Ambient Literature has the book world talking – and for all the right reasons
Book trends come and go, from psychological thrillers to erotica, via hygge and lagom.
But Ambient Literature is something a bit different. Rather than just a genre, it uses those things we have on us nearly all the time – our smartphones – to tell stories that “exist somewhere between the ethereal and the magical”, according to one of the project investigators, Tom Abba.
Or, to put it in layman’s terms, Ambient Literature is an immersive form of storytelling. It uses technology to turn your phone into an interactive landscape that syncs to the story you are reading; for example, if it’s raining in real life, it will start raining in the story, too.
“What if there was a little extra magic in the world?” Abba asks Stylist. “What if your everyday could be infused with story?”
Well, quite. These are the appealing questions that, for the last two years, a team of artists, writers, researchers and technologists have been answering. The team behind Ambient Literature, from the UWE Bristol, Bath Spa University, the University of Birmingham, and development partners Calvium Ltd, have been busy developing stories that sit alongside people’s daily routines.
The team have created four stories so far, and they all meld literature and technology to respond to your presence in the world in various different ways.
It Must Have Been Dark By Then, by Duncan Speakman, is a city walk that looks at changing environments. It’s up to the reader to choose their own route and, incredibly, each telling of the story brings up a unique map.

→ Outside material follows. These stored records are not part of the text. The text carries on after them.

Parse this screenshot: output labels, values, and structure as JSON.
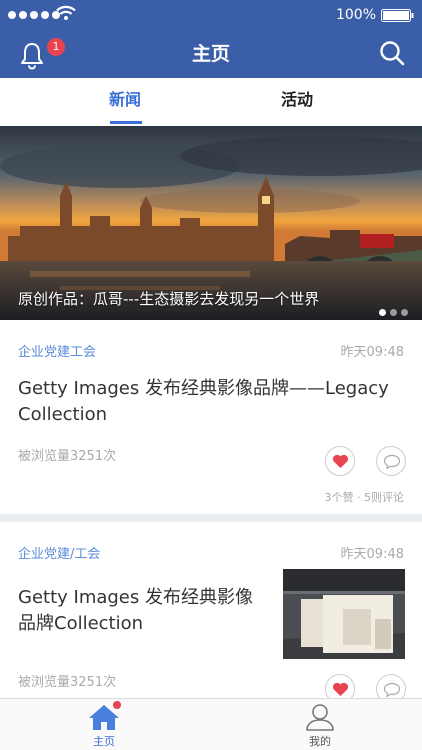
{
  "status_bar": {
    "battery_text": "100%",
    "signal_icon": "signal-dots-icon",
    "wifi_icon": "wifi-icon",
    "battery_icon": "battery-icon"
  },
  "nav": {
    "title": "主页",
    "notification_count": "1",
    "left_icon": "bell-icon",
    "right_icon": "search-icon"
  },
  "tabs": [
    {
      "label": "新闻",
      "active": true
    },
    {
      "label": "活动",
      "active": false
    }
  ],
  "banner": {
    "caption": "原创作品：瓜哥---生态摄影去发现另一个世界",
    "slide_count": 3,
    "active_slide": 1
  },
  "articles": [
    {
      "category": "企业党建工会",
      "time": "昨天09:48",
      "title": "Getty Images 发布经典影像品牌——Legacy Collection",
      "views": "被浏览量3251次",
      "stats": "3个赞 · 5则评论"
    },
    {
      "category": "企业党建/工会",
      "time": "昨天09:48",
      "title": "Getty Images 发布经典影像品牌Collection",
      "views": "被浏览量3251次"
    }
  ],
  "tabbar": [
    {
      "label": "主页",
      "icon": "home-icon",
      "active": true
    },
    {
      "label": "我的",
      "icon": "user-icon",
      "active": false
    }
  ],
  "colors": {
    "header_bg": "#3a5fa8",
    "accent": "#3a6fd8",
    "badge": "#e8434f",
    "like": "#e8434f"
  }
}
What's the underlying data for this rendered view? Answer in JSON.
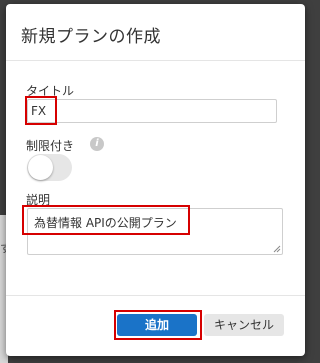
{
  "dialog": {
    "title": "新規プランの作成",
    "fields": {
      "title": {
        "label": "タイトル",
        "value": "FX"
      },
      "limit": {
        "label": "制限付き",
        "info_icon": "i",
        "enabled": false
      },
      "description": {
        "label": "説明",
        "value": "為替情報 APIの公開プラン"
      }
    },
    "buttons": {
      "add": "追加",
      "cancel": "キャンセル"
    }
  },
  "background": {
    "partial_text": "す"
  },
  "colors": {
    "primary": "#1a73c8",
    "highlight": "#d60000",
    "backdrop": "#3f3f3f"
  }
}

The Cartographer’s Confession, by James Attlee, is set in London and is meant to be experienced as you explore the city over the course of a day. Words We Never Wrote, by Abba and Alyssia White, takes an internal space such as a bookshop or a library and makes it part of the story. Readers move around the space while listening to the story and its accompanying music, and follow the instructions they are given.
Finally there’s Breathe, by Kate Pullinger, which is designed to be read on a web app. This is a haunting, 15 minute ghost story that uses your phone’s GPS to track your location while you read.
To test out the trend, I read Breathe on a sunny afternoon in London, near Charing Cross. The text in the story included locations in my vicinity – Bressenden Street and PAUL Strand – and the weather matched the warmth of the day outside. It could have been an unnerving experience, but instead it made me feel like I was part of the story, and that the character was speaking directly to me.
This feeling was enhanced by the app’s clever use of the camera on my phone. As I moved around, the background to some of the pages of Breathe changed according to the streets that surrounded me. And, most interestingly of all, there seemed to be “hidden” messages in the story – as I continued walking, my phone moved with my body, and I suddenly saw pink in the corner of the screen. Tilting my phone further, I saw faint words begin to appear; it took me a moment to get the angle right, but eventually I saw the words of the “ghost” in the story come up on my screen.
Breathe is different to many books in another way, too; it doesn’t have a straightforward linear narrative, meaning writing it required some out-of-the-box thinking from Pullinger.
“It was the first time I’d written conditional text – text that changes according to set variables,” she tells Stylist.
And here’s where it gets a bit more technical than your typical ghost story…
“In Breathe, there are three APIs (application processing interfaces) that draw data from the reader’s phone into the story,” continues Pullinger. “So, the story changes according to the weather, time, and location of the reader.
“This meant that I needed to provide text for all those versions – for instance, if it was hot, cold, warm, cool. The only variable that was immediately obvious is the location, but in fact the story is loaded with conditional text – but I wanted it to be subtle. All of that was very interesting to write.”
Pullinger says that a project like Ambient Literature, which “looks seriously at the potential that technology can give us for new forms of storytelling” is important, and that it could develop even further in the future.
For example, at one stage Breathe might have included an API that would have allowed news headlines to be pulled into the story. While this didn’t end up happening, it is something that could well be possible in the future, if the technology is developed.
This may sound strange, but the point of Ambient Literature is that it is to be experienced, not just read about. And thanks to funding from the Arts and Humanities Council, all four stories are available to download for free, meaning there’s no excuse not to give this immersive reading experience a go.
For now, the Ambient Literature project is beginning its next stage: the Ambient Literature Lab. Here, the project team will be offering workshops in writing and making Ambient Literature, alongside consultancy for publishers and organisations, and an ongoing series of commissions.
It seems the possibilities for Ambient Literature are endless; who knows what magical world of storytelling will open up from our phones next?
Abba tells Stylist that Ambient Literature “haunts, enchants, delights and entertains”. From reading Breathe, I can attest that he is right.
Ambient Literature has made my phone into something that connects me to my surroundings, rather than distracts me from them. For this reason, I hope this is a trend that lasts.